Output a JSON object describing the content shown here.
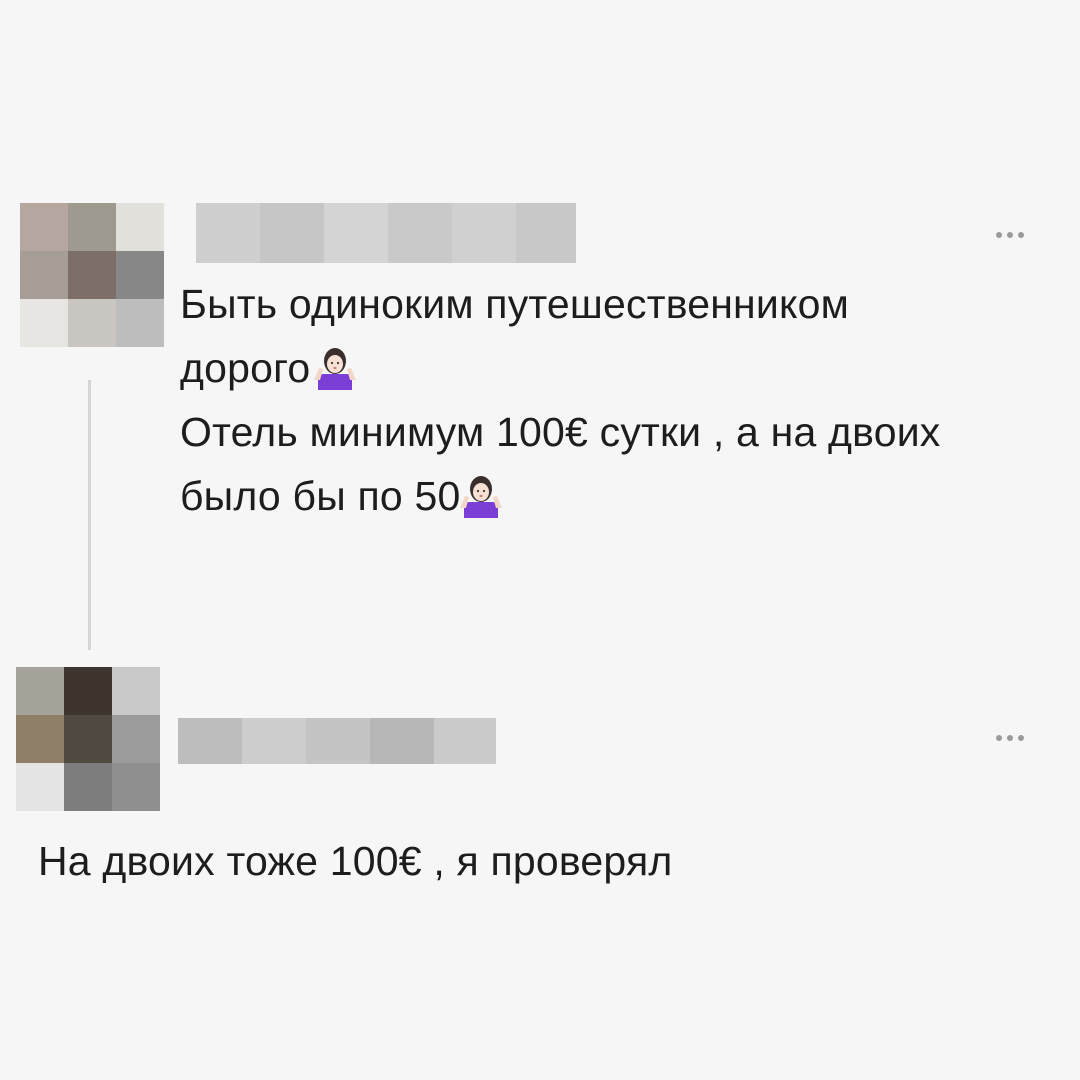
{
  "comments": [
    {
      "author_name": "",
      "text_lines": [
        "Быть одиноким путешественником",
        "дорого",
        "Отель минимум 100€ сутки , а на двоих",
        "было бы по 50"
      ],
      "emoji": "woman-shrugging-icon",
      "avatar_colors": [
        "#b5a69f",
        "#9f9a90",
        "#e2e0da",
        "#a79d97",
        "#7d6e67",
        "#878787",
        "#e8e6e2",
        "#c9c5c0",
        "#bdbdbd"
      ],
      "name_blur_colors": [
        "#cfcfcf",
        "#c6c6c6",
        "#d4d4d4",
        "#c9c9c9",
        "#d0d0d0",
        "#c8c8c8"
      ]
    },
    {
      "author_name": "",
      "text_lines": [
        "На двоих тоже 100€ , я проверял"
      ],
      "avatar_colors": [
        "#a6a39a",
        "#3d342e",
        "#c9c9c9",
        "#8f7e68",
        "#504a40",
        "#9b9b9b",
        "#e4e4e4",
        "#7d7d7d",
        "#8f8f8f"
      ],
      "name_blur_colors": [
        "#bdbdbd",
        "#cdcdcd",
        "#c4c4c4",
        "#b7b7b7",
        "#cacaca"
      ]
    }
  ],
  "colors": {
    "background": "#f6f6f6",
    "text": "#1d1d1d",
    "emoji_shirt": "#7b3fd6",
    "thread_line": "#d4d4d4"
  }
}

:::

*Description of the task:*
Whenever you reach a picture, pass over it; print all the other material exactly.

*Completed task:*
Output a JSON object describing the content shown here.
{
  "comments": [
    {
      "author_name": "",
      "text_lines": [
        "Быть одиноким путешественником",
        "дорого",
        "Отель минимум 100€ сутки , а на двоих",
        "было бы по 50"
      ],
      "emoji": "woman-shrugging-icon",
      "avatar_colors": [
        "#b5a69f",
        "#9f9a90",
        "#e2e0da",
        "#a79d97",
        "#7d6e67",
        "#878787",
        "#e8e6e2",
        "#c9c5c0",
        "#bdbdbd"
      ],
      "name_blur_colors": [
        "#cfcfcf",
        "#c6c6c6",
        "#d4d4d4",
        "#c9c9c9",
        "#d0d0d0",
        "#c8c8c8"
      ]
    },
    {
      "author_name": "",
      "text_lines": [
        "На двоих тоже 100€ , я проверял"
      ],
      "avatar_colors": [
        "#a6a39a",
        "#3d342e",
        "#c9c9c9",
        "#8f7e68",
        "#504a40",
        "#9b9b9b",
        "#e4e4e4",
        "#7d7d7d",
        "#8f8f8f"
      ],
      "name_blur_colors": [
        "#bdbdbd",
        "#cdcdcd",
        "#c4c4c4",
        "#b7b7b7",
        "#cacaca"
      ]
    }
  ],
  "colors": {
    "background": "#f6f6f6",
    "text": "#1d1d1d",
    "emoji_shirt": "#7b3fd6",
    "thread_line": "#d4d4d4"
  }
}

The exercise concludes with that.